The Confession states that “ordination is accompanied by a laying-on of hands, symbolic of the church assigning responsibility and of God imparting strength for the assignment.” 2 That is to say, God’s call normally comes through the church. The church calls a man; God strengthens him. The well-worn maxim holds true: “God does not call the qualified; he qualifies the called.” As a pastor’s kid myself, I watched my dad struggle with his calling when the church tapped his shoulder – and I saw how God provided the strength he needed, when he needed it.
Paul wrote to both Timothy and Titus – young pastors themselves – describing the qualifications of a pastor. In one sense, anybody can be a pastor: balding or baby-faced, prosperous or penniless, a doctor or a dropout. But when it comes to matters of character, the man must be exceptional. In Paul’s words, he must be “above reproach.” 3 Character does not result from good breeding or gritty exertion, but from letting God’s Spirit work in one’s heart. A man of character is first humble; he understands his position before God.
Pastors must be steady men. Men who pray. Men who love the Word. Every pastor who has significantly affected my life has been marked by this character. Not all have been well-educated or excellent speakers, but each was a man drenched in the Word.
As church members, we do well to consider a man’s heart before we ordain him. Some men are natural leaders; others may speak well or carry themselves with a pastoral bearing. But if these men do not hunger after the Word of God and seek his face, then they are not suitable for leadership.
A preacher or a minister?

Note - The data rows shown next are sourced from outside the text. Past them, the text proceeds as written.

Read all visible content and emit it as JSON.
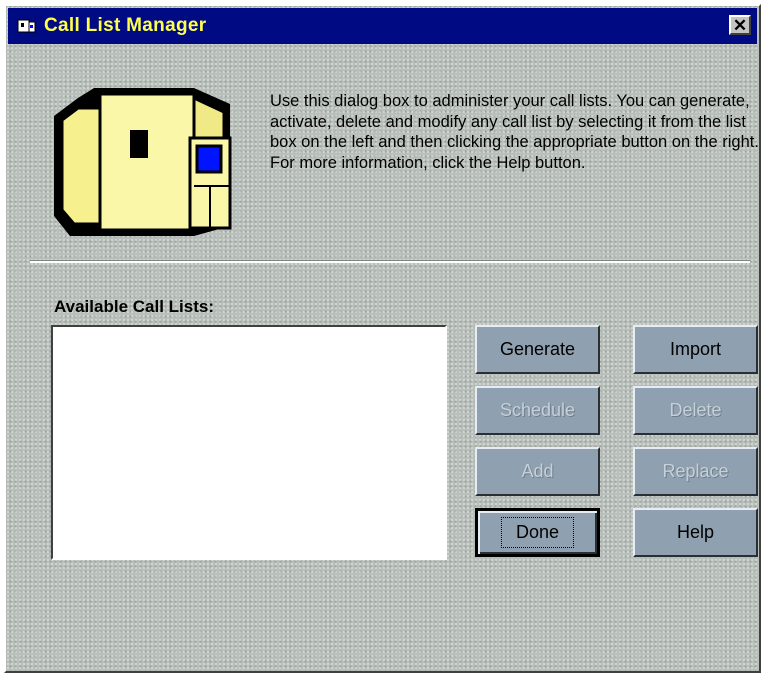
{
  "window": {
    "title": "Call List Manager",
    "close_label": "✕",
    "title_color": "#ffff4a",
    "titlebar_color": "#000a82"
  },
  "header": {
    "graphic": "computer-tower-icon",
    "description": "Use this dialog box to administer your call lists. You can generate, activate, delete and modify any call list by selecting it from the list box on the left and then clicking the appropriate button on the right. For more information, click the Help button."
  },
  "call_lists": {
    "label": "Available Call Lists:",
    "items": []
  },
  "buttons": {
    "generate": {
      "label": "Generate",
      "enabled": true
    },
    "import": {
      "label": "Import",
      "enabled": true
    },
    "schedule": {
      "label": "Schedule",
      "enabled": false
    },
    "delete": {
      "label": "Delete",
      "enabled": false
    },
    "add": {
      "label": "Add",
      "enabled": false
    },
    "replace": {
      "label": "Replace",
      "enabled": false
    },
    "done": {
      "label": "Done",
      "enabled": true,
      "default": true
    },
    "help": {
      "label": "Help",
      "enabled": true
    }
  }
}
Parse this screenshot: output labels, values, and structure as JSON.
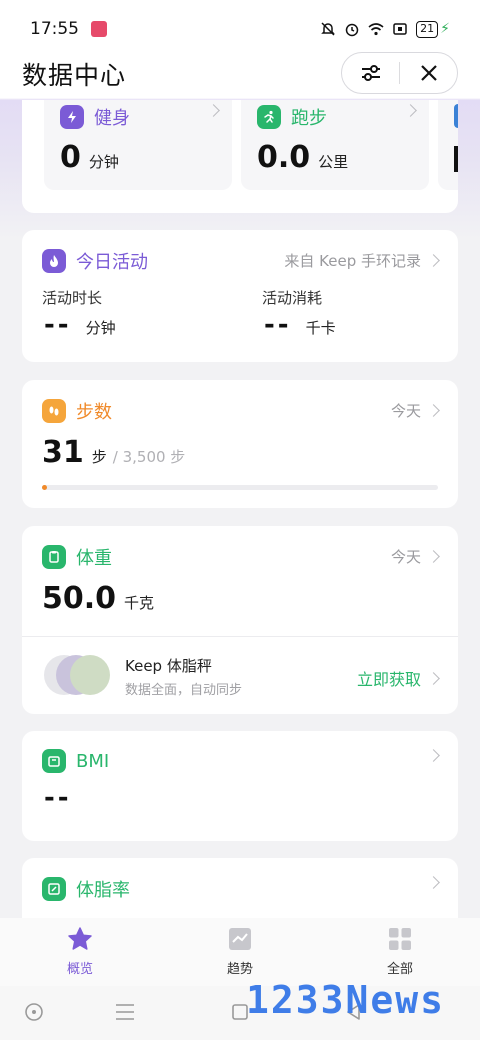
{
  "status_bar": {
    "time": "17:55",
    "battery": "21"
  },
  "header": {
    "title": "数据中心"
  },
  "sport_tiles": [
    {
      "label": "健身",
      "value": "0",
      "unit": "分钟",
      "color": "#7b5bd6"
    },
    {
      "label": "跑步",
      "value": "0.0",
      "unit": "公里",
      "color": "#29b66c"
    }
  ],
  "activity": {
    "title": "今日活动",
    "source": "来自 Keep 手环记录",
    "duration_label": "活动时长",
    "duration_value": "--",
    "duration_unit": "分钟",
    "calorie_label": "活动消耗",
    "calorie_value": "--",
    "calorie_unit": "千卡",
    "color": "#7b5bd6"
  },
  "steps": {
    "title": "步数",
    "date": "今天",
    "value": "31",
    "unit": "步",
    "goal": "/ 3,500 步",
    "progress_fraction": 0.009,
    "color": "#f5a53b"
  },
  "weight": {
    "title": "体重",
    "date": "今天",
    "value": "50.0",
    "unit": "千克",
    "color": "#29b66c",
    "promo": {
      "name": "Keep 体脂秤",
      "desc": "数据全面，自动同步",
      "action": "立即获取"
    }
  },
  "bmi": {
    "title": "BMI",
    "value": "--",
    "color": "#29b66c"
  },
  "body_fat": {
    "title": "体脂率",
    "color": "#29b66c"
  },
  "tabs": [
    {
      "label": "概览",
      "active": true
    },
    {
      "label": "趋势",
      "active": false
    },
    {
      "label": "全部",
      "active": false
    }
  ],
  "watermark": "1233News",
  "colors": {
    "accent": "#7b5bd6",
    "green": "#29b66c",
    "orange": "#f5a53b",
    "background": "#f2f2f4"
  }
}
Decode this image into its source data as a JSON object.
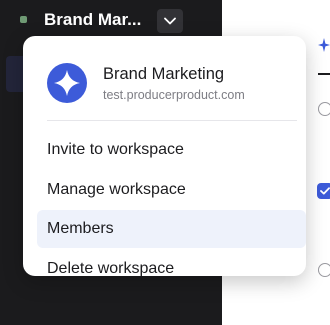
{
  "sidebar": {
    "workspace_name": "Brand Mar..."
  },
  "menu": {
    "title": "Brand Marketing",
    "domain": "test.producerproduct.com",
    "items": [
      {
        "label": "Invite to workspace"
      },
      {
        "label": "Manage workspace"
      },
      {
        "label": "Members",
        "active": true
      },
      {
        "label": "Delete workspace"
      }
    ]
  },
  "icons": {
    "workspace_status": "status-dot",
    "toggle": "chevron-down-icon",
    "logo": "workspace-logo-icon",
    "sparkle": "sparkle-icon",
    "checkbox": "checkbox-checked-icon"
  },
  "colors": {
    "accent": "#3d5bd9",
    "sidebar_bg": "#1b1b1d",
    "active_item_bg": "#eef2fb"
  }
}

When we think about pastors, preaching always comes to mind first, but preaching is only one piece of God’s intent. It is certain that a leader who does nothing more than preach does not lead at all. Imagine a shepherd who shows his sheep the grass, but never bothers to check on them – his flock would quickly be reduced to lamb sandwiches! In the same way, a pastor must keep watch, must disciple, must encourage those in his care. Heb. 13:17 says, “Obey your leaders and submit to them, for they are keeping watch over your souls, as those who will have to give an account.” 4

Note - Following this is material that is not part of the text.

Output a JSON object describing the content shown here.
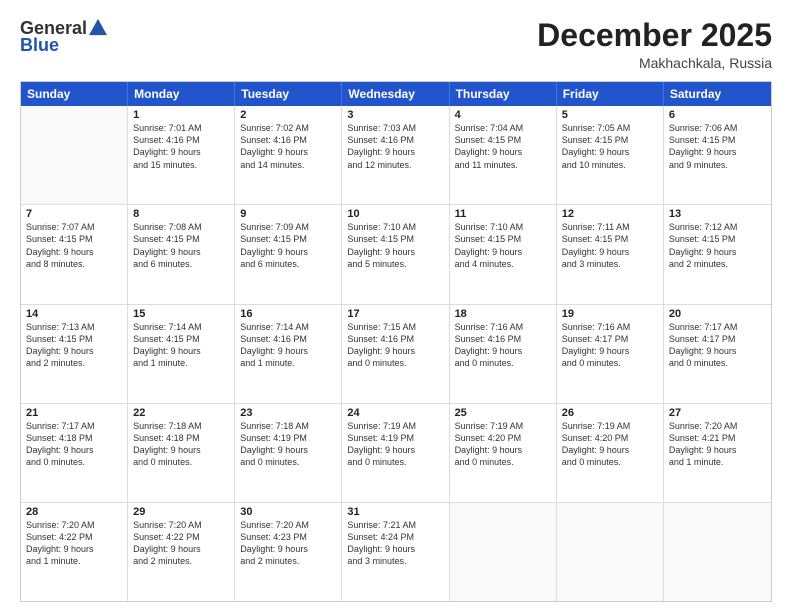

My dad is learning how to fill his pastoral shoes, and watching him has taught me a lot about godly leadership. If books and prayers are a measure of dedication, my dad has invested a lot. I’ve seen him face church division and unkind accusations and many hard, lonely days with humble grace. On countless Saturday nights I have gone to sleep while his light shone on – only to find him still up the next morning, agonizing and wrestling with the message God laid upon his heart. I’ve seen all that pastoring led him to sacrifice, and all it has given him in return: gray hair, certainly, but also a deep love for our church and a lot of faith in God’s faithfulness. (Is paying our pastors an appropriate response to their sacrifice? We cover that topic here.)

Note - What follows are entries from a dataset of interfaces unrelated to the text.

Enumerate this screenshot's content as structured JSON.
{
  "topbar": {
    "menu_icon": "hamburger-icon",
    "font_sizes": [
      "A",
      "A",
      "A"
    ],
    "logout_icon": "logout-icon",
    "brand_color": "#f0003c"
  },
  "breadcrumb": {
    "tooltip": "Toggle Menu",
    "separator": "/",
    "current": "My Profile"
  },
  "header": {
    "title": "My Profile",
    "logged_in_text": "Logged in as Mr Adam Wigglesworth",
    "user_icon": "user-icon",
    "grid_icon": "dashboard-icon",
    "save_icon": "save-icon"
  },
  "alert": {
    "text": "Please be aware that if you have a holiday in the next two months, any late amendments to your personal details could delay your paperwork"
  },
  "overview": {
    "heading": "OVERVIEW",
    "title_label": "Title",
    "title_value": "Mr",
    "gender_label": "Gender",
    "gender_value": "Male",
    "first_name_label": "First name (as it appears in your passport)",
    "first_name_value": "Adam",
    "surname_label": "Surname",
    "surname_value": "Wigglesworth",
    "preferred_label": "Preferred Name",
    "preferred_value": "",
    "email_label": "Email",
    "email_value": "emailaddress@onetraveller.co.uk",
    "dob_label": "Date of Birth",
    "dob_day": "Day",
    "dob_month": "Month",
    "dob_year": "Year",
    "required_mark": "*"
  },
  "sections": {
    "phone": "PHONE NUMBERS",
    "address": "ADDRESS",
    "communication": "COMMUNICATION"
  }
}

Hebrews 13:7 says, “Remember your leaders, those who spoke to you the word of God. Consider the outcome of their way of life, and imitate their faith.” 5 So instead of complaining, let’s try remembering: remembering to pray for our pastors, to thank them, to honor them, and to encourage them. Our pastors deserve – and need – our support. Even better, what if we actually chose to imitate their example? God is using these ordinary men to make us more like himself — and that is extraordinary!
|Bryce Wenger lives and works on a small farm near Dalton, Ohio. He has a love for music, literature, and learning. His free time is usually spent backpacking, canoeing, or otherwise enjoying nature. He is passionate about knowing God’s Word and living life to the fullest.
- “Mennonite Confession of Faith, 1963”. Global Anabaptist Mennonite Encyclopedia Online. Accessed March 27, 2017.
- The Holy Bible, ESV. 1 Timothy 3:2. Crossway: Wheaton, IL, 2008.
- The Holy Bible, ESV. Hebrews 13:17. Crossway: Wheaton, IL, 2008.
- The Holy Bible, ESV. Hebrews 13:7. Crossway: Wheaton, IL, 2008.